According to ALPA and Fort Lauderdale-based ultra-LCC Spirit, the contract includes an average 43% pay increase effective on the date of signing, along with increased contributions to pilots’ retirement plans and $75 million in ratification compensation.

Negotiations between Spirit management and the pilots’ ALPA representatives were conducted with National Mediation Board assistance for nearly two years; in January, the two sides reached a tentative agreement.

“[The] new contract will give our pilots a deserved increase in pay and benefits and will allow the airline to operate more efficiently and reliably,” Spirit CEO Robert Fornaro said, while ALPA’s Spirit unit chairman Stuart Morrison indicated the agreement will improve Spirit’s ability to attract and retain new pilots.

The resolution of the long-standing contract impasse relieves an extended period of labor-related uncertainty for the ULCC.

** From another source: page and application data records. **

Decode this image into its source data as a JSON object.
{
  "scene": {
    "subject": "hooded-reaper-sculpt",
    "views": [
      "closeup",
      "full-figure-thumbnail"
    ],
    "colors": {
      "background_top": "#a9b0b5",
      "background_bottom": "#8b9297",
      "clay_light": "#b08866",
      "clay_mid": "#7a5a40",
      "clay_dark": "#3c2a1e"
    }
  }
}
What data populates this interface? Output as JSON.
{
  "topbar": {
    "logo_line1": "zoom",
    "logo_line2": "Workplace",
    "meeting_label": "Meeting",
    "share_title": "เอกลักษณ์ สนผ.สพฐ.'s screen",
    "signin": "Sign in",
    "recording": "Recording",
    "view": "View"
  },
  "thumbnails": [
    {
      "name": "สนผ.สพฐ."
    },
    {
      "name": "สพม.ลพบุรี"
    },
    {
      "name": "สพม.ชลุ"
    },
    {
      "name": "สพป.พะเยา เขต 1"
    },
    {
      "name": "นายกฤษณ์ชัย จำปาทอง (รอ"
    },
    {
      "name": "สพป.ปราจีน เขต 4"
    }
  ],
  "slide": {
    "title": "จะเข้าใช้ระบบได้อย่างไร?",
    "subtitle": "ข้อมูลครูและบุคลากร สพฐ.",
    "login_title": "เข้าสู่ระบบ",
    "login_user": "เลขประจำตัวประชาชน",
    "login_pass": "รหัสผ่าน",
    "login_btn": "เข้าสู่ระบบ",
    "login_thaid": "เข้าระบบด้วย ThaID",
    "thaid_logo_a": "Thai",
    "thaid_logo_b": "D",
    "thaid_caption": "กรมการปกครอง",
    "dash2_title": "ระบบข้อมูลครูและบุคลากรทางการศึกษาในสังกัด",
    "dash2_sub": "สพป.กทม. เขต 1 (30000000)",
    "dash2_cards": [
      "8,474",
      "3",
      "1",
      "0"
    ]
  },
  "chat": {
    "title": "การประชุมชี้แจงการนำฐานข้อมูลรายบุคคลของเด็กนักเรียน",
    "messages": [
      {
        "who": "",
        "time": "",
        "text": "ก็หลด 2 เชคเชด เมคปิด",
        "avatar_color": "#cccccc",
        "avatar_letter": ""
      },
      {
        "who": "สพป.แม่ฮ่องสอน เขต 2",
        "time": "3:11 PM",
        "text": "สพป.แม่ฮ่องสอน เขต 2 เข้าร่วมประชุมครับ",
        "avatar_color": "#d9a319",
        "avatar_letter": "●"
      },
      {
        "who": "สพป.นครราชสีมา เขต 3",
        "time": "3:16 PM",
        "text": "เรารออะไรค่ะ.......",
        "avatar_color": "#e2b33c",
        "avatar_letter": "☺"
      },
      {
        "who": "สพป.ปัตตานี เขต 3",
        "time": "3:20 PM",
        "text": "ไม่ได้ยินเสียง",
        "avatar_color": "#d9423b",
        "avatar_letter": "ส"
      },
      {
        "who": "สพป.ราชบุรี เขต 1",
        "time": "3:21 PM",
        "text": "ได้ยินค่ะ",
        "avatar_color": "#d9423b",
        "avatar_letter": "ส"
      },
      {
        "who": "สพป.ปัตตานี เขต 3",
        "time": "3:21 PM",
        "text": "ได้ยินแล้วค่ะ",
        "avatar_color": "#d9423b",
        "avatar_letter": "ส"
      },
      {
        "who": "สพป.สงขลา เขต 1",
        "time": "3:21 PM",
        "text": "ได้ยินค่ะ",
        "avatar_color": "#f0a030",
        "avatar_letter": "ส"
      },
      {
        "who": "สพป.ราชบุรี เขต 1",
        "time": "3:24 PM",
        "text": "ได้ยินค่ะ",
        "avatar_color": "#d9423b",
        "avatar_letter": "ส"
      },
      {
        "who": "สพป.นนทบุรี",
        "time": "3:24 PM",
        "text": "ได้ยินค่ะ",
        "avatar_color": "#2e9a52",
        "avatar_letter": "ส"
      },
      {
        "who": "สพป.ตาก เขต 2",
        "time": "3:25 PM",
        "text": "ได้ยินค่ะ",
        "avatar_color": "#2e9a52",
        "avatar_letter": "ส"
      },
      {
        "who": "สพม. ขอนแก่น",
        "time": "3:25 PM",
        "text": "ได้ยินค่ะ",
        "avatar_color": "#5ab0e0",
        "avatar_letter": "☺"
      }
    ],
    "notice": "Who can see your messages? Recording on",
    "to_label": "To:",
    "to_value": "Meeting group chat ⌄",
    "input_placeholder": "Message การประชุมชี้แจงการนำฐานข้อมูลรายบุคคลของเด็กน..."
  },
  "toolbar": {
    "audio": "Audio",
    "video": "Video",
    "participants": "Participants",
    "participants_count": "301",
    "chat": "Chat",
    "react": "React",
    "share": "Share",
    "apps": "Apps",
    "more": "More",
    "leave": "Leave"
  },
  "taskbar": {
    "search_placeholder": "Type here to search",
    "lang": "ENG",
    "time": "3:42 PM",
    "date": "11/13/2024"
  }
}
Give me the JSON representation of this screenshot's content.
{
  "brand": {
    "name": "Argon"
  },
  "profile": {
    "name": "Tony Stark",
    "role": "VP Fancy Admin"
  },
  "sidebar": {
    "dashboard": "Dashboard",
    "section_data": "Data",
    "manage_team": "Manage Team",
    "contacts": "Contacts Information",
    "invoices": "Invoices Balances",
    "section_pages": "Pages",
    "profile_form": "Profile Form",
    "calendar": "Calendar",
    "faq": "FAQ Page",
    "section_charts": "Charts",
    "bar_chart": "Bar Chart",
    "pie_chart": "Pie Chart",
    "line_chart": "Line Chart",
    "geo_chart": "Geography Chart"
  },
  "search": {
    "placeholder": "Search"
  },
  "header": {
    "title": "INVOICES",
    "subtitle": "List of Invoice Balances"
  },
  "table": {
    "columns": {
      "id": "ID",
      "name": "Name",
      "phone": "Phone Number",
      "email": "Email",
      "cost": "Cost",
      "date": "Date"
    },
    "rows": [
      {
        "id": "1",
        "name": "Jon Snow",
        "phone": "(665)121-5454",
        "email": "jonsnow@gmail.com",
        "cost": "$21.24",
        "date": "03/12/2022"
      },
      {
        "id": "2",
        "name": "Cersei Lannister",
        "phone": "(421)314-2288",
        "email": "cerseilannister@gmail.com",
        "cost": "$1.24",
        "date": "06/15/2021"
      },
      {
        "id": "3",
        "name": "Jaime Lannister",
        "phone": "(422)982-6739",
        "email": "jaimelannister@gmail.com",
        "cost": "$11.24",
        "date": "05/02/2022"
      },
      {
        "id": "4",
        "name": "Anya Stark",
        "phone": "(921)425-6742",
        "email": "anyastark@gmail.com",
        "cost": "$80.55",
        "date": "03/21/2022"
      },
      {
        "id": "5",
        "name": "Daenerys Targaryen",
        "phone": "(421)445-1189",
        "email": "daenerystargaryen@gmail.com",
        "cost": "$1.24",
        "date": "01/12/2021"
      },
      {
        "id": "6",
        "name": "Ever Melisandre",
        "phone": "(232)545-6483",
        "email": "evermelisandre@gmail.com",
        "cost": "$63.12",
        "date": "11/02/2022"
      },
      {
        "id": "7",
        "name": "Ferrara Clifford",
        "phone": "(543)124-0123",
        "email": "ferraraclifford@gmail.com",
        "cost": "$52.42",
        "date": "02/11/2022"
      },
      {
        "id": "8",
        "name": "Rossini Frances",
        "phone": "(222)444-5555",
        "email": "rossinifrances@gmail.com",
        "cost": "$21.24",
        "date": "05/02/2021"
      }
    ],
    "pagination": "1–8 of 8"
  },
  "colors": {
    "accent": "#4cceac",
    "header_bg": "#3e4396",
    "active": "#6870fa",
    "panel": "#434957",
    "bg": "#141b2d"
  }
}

Relations between Spirit and its over 1,600 pilots grew tense in 2017 when the airline was granted a temporary restraining order compelling its pilots to halt an alleged “pervasive illegal work slowdown” in the wake of stalled contract negotiations.

In early May, pervasive pilot unavailability led to about 15% of Spirit’s flight schedule being canceled.

The situation came to a head at Fort Lauderdale-Hollywood International Airport May 8, when police were called in to quell a passenger uproar near a Spirit check-in counter, related to flight cancellations the airline attributed to the alleged slowdown, an incident widely seen on social media.

Several days later, both Spirit and ALPA agreed to indefinitely extend the temporary restraining order and resume negotiations. Negotiations broke down again in early September, with pilots voting to an authorize a strike if further negotiations failed. The strike action never materialized.

Spirit recently posted $231 million in adjusted net profit (excluding a $199 million end-of-year tax related-benefit and other special charges) for 2017, down 20.7% from $291 million in adjusted net profit for 2016. But operating revenues for the year increased 14%, driven by a 10.7% increase in flight volumes.

“[It was] an admirable performance considering the hurricanes and other disruptions this year,” Spirit president and CFO Ted Christie said at the time.

Mark Nensel mark.nensel@informa.com